After making waves at the Toronto, Berlin and Hong Kong film festivals, the Democratic Republic of Congo (DRC) / French / Belgian co-production Viva Riva! releases in South Africa this month. The film was co-produced by Cape Town-based Steven Markovitz.
Congolese filmmaker Djo Tunda Wa Mungas inspiration for the multiple award winning feature was borne out of his desire to talk about his birth city, Kinshasa.
I wanted to reflect the atmosphere of the place and look at how desire operates in certain environments. During the DRCs oil shortage in 2001 by chance I met some oil smugglers in the south west of the country. Their mentality and desire to make money and live the high life fascinated me.
A film in the noir gangster genre, Viva Riva! follows the adventures of Riva, an oil smuggler who falls for a beautiful woman with connections to the local gangster. When the legitimate owner of the oil arrives in Kinshasa, Riva finds himself targeted for revenge.
Wa Munga first embarked on the script seven years ago and wrote innumerable drafts. I had the story in my head right from the start but wanted to get a better understanding of the content and characters. My background in documentaries prompted me to be as close as possible to reality so I did lots of research into oil smuggling. After all, it is real life that provides the real drama.
My Belgian script editor Dominique Lohle was brutal with my drafts but in the end the film really works. We worked very carefully on the storys structure and used a blackboard to plot the number of scenes with the main characters. Then I created a background and conflict lines for each character.
Because he wanted the script to be fresh Wa Munga re-wrote it just before principal photography commenced. A measure of re-writing also took place during the shoot.
The money game
Wa Munga met South African producer Steven Markovitz at the Cannes Film Festival four years ago.
Says Markovitz: At the time Djo was looking for a South African co-producer for Viva Riva! We decided to work together in an attempt to break the divide between Francophone and Anglophone Africa and to merge the best of both worlds. Djo and I created a Kinshasa-based company called Suka! Productions and made two documentaries, Congo in Four Acts and State of Mind.
Markovitz found it impossible to raise money in South Africa for a film that was to be shot outside of the country by a Congolese director. I managed to source a bit of funding in the DRC and the rest came from France and Belgium. We secured sales at the Berlin and Toronto festivals and have attached an international sales agent. The South African release is handled by Indigenous Film Distribution, explains Markovitz.
Lack of infrastructure
Viva Riva! is the first feature film ever to be shot in the DRC.
As there is no film infrastructure here I tried to film on location as much as possible, notes Wa Munga. We shot over 37 days and things went pretty well. The people of Kinshasa not only accepted the project but were excited about it. Everyone was very cooperative.
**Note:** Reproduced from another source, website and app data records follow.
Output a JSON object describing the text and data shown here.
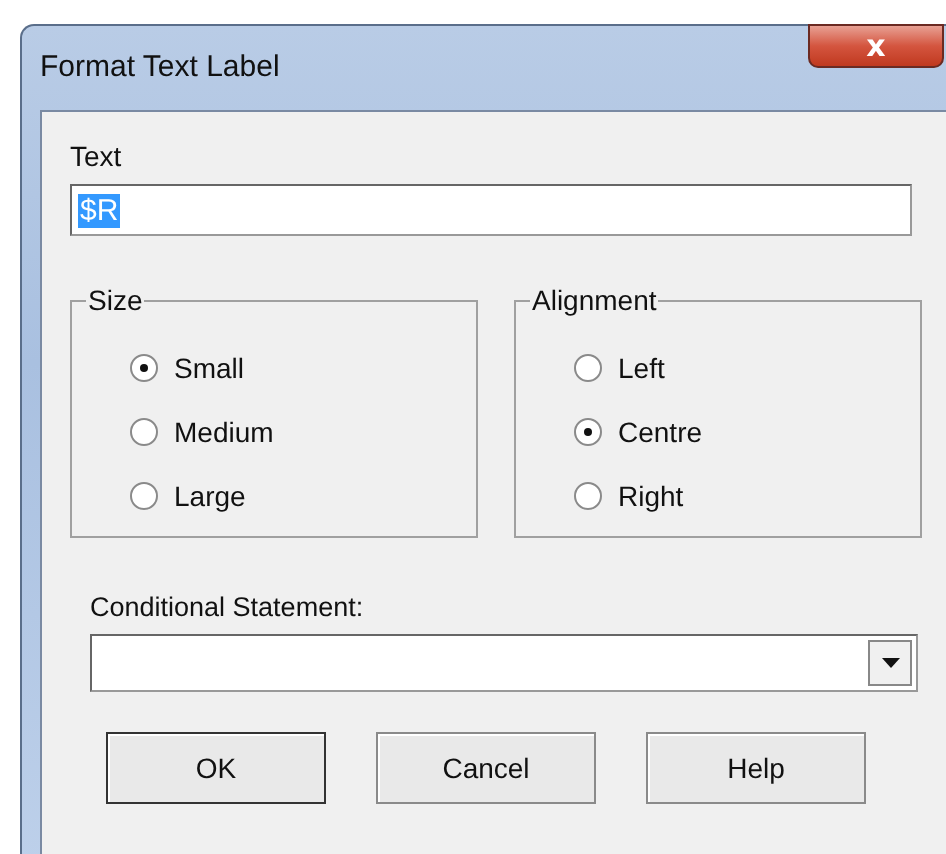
{
  "window": {
    "title": "Format Text Label",
    "close": "x"
  },
  "text_field": {
    "label": "Text",
    "value": "$R",
    "selected": true
  },
  "groups": [
    {
      "title": "Size",
      "options": [
        {
          "label": "Small",
          "selected": true
        },
        {
          "label": "Medium",
          "selected": false
        },
        {
          "label": "Large",
          "selected": false
        }
      ]
    },
    {
      "title": "Alignment",
      "options": [
        {
          "label": "Left",
          "selected": false
        },
        {
          "label": "Centre",
          "selected": true
        },
        {
          "label": "Right",
          "selected": false
        }
      ]
    }
  ],
  "conditional": {
    "label": "Conditional Statement:"
  },
  "buttons": [
    {
      "label": "OK",
      "default": true
    },
    {
      "label": "Cancel",
      "default": false
    },
    {
      "label": "Help",
      "default": false
    }
  ]
}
The film was shot on a Canon 5D sourced from France. Wa Munga describes it as a fantastic accident that they got the camera at all as only two other feature films in the world were using the Canon 5D at the time.
We couldnt afford film prints so we knew we had to shoot digital. Our only other option was the RED camera which is very expensive and has a complicated workflow that would not work in the DRC. I think the 5D is a miracle its cost effective and produces amazing images, he comments.
Post-production took place in France with the final mix expedited in Belgium.
A good film in Africa
Viva Riva! has been sold to the US, Canada, UK, France, Germany, Belgium, Holland, Australia and New Zealand.
Says Markovitz: I think the film has been well received internationally because its perceived as something fresh from Africa. Viva Riva! is surprising and entertaining with good production values.
Djo has a rare talent of making entertaining films with deeper meaning. He is part of a new wave of African directors who want to make films that have integrity and find wide audiences. Djo draws on references from Asia, Latin America, Europe and Africa.
Viva Riva! won six African Movie Academy Awards including best director and best film and recently won the MTV Movie Award for Best African Film.
Im delighted about the success of the film and I hope this will be an opening for more Africans to work together, concludes Wa Munga.
The film releases on 16 September in South Africa, Namibia, Zimbabwe, Lesotho, Swaziland, Zambia, Kenya, Uganda, Nigeria, the DRC, Republic of Congo, Mali and Senegal. It premiered at the recent Durban International Film Festival.